Focus on Bio-PET
Polyesters represent a large group of polymers that have the potential to be produced from bio-based feedstocks.
The most relevant for a shift towards bio-based chemicals are PET, PBT, PBS, PBA and the copolymers PBAT, poly(butylene succinate-co-lactate) (PBSL), poly(butylene succinate adipate) (PBSA) and poly(butylene succinate terephthalate) (PBST), but also polyvinylacetate (PVAc), polyacrylates, poly(trimethylene naphthalate) (PTN), poly(trimethylene isophthalate) (PTI) and thermoplastic polyester elastomer.
Those polymers are produced from a bio-based diol, while diacid or diester could be either bio-based (like succinic or adipic acid) or petrochemical-based (like PTA and/or di-methyl terephthalate, DMT).
Among them, PET is the largest used polyester, with physical and mechanical properties that make it suitable to be used for fibers (65%) and packaging (35%) applications.
This last application regards bottles (76%), containers (11%) and films (13%). It plays an important role in the plastic market, but due to its poor sustainability due to a much slower degradability, it poses serious environmental issues, especially for waste treatment, when it is used for short time applications, as for example when it is employed as food packaging.

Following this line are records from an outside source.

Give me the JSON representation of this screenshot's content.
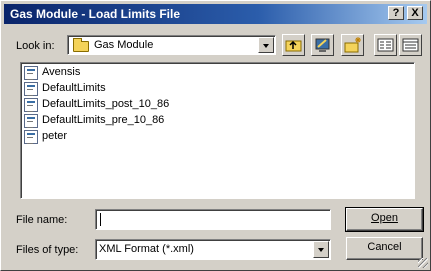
{
  "window": {
    "title": "Gas Module - Load Limits File",
    "help_label": "?",
    "close_label": "X"
  },
  "lookin": {
    "label": "Look in:",
    "value": "Gas Module"
  },
  "files": [
    {
      "name": "Avensis"
    },
    {
      "name": "DefaultLimits"
    },
    {
      "name": "DefaultLimits_post_10_86"
    },
    {
      "name": "DefaultLimits_pre_10_86"
    },
    {
      "name": "peter"
    }
  ],
  "filename": {
    "label": "File name:",
    "value": ""
  },
  "filetype": {
    "label": "Files of type:",
    "value": "XML Format (*.xml)"
  },
  "buttons": {
    "open": "Open",
    "cancel": "Cancel"
  },
  "colors": {
    "title_bar_start": "#0a246a",
    "title_bar_end": "#a6caf0",
    "dialog_face": "#d4d0c8"
  }
}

In order to realize a sustainable plastic, both starting chemicals such as ethylene glycol (EG) and PTA and/or DMT monomers have to be obtained from biological sources.
General scheme for Bio-EG and Bio-PTA monomers production.
An interesting advantage of furfural is that it can be easily converted into other chemicals used for the synthesis of bio-based polymers, such as PBS and polyoxabicyclates.
Bio-based PET is identical to petrochemical PET and can be processed by injection molding, blow molding and extrusion, and direct 3D printing processes.
This Bio-based PET is not biodegradable, nev ertheless some microbial degradation of PET exist. Due to the action of microbial polyester hydrolase, considered a key alternative for recycling PET.
Actually, the glycolysis method is advantageous for depolymerizing opaque and colored PET that cannot be recycled due to the presence of pigments, but the high energy cost associated with the high temperature required and the long reaction times needed for depolymerization make this process not economic and environmentally sustainable.
The resulting EG and PTA monomers could be reused in the synthesis of PET, as well as for other polymers.
As an alternative to chemical PET depolymerization methods, a series of enzymes coming from different microorganisms could be used for a more sustainable strategy.
Bio-based polymers, either biodegradable or non-biodegradable, are certified as bio-based according to international standards such as EN 16640:2015, ISO 16620-4:2016, ASTM 6866-18 and EN 16785-1:2015.
In particular, EN 16640:2015, ISO 16620-4:2016 and ASTM 6866-18 measure the bio-based carbon content in a material through 14C measurements, while EN 16785-1:2015 measures the bio-based content of a material using radiocarbon and elemental analyses.
An alternative approach is to replace terephthalic acid by different compounds derived from biomass, such as 2,5-furandicarboxylic acid (FDCA) for the production of polyethylene furanoate (PEF).
Schematic representation of the methods used to achieve Bio-PTA.
LLDPE is obtained by copolymerization of ethylene and butene, hexane or octane. For its processing, the same plant and machinery can be used.
Bio-PE is not biodegradable.
The bagasse by-product is used as a primary fuel source in the sugar mill process because its combustion produces an amount of heat that can cover the energy needs. A surplus of heat and/or electricity can also be produced.
Vinasse by-product can instead be used as fertilizer.
Let’s dive into the possibilities offered by PAM
From pellets to object, PAM technology offers the most direct process to high performances end-parts.
Metals Ceramics Commodity Elastomers Performance High Performance.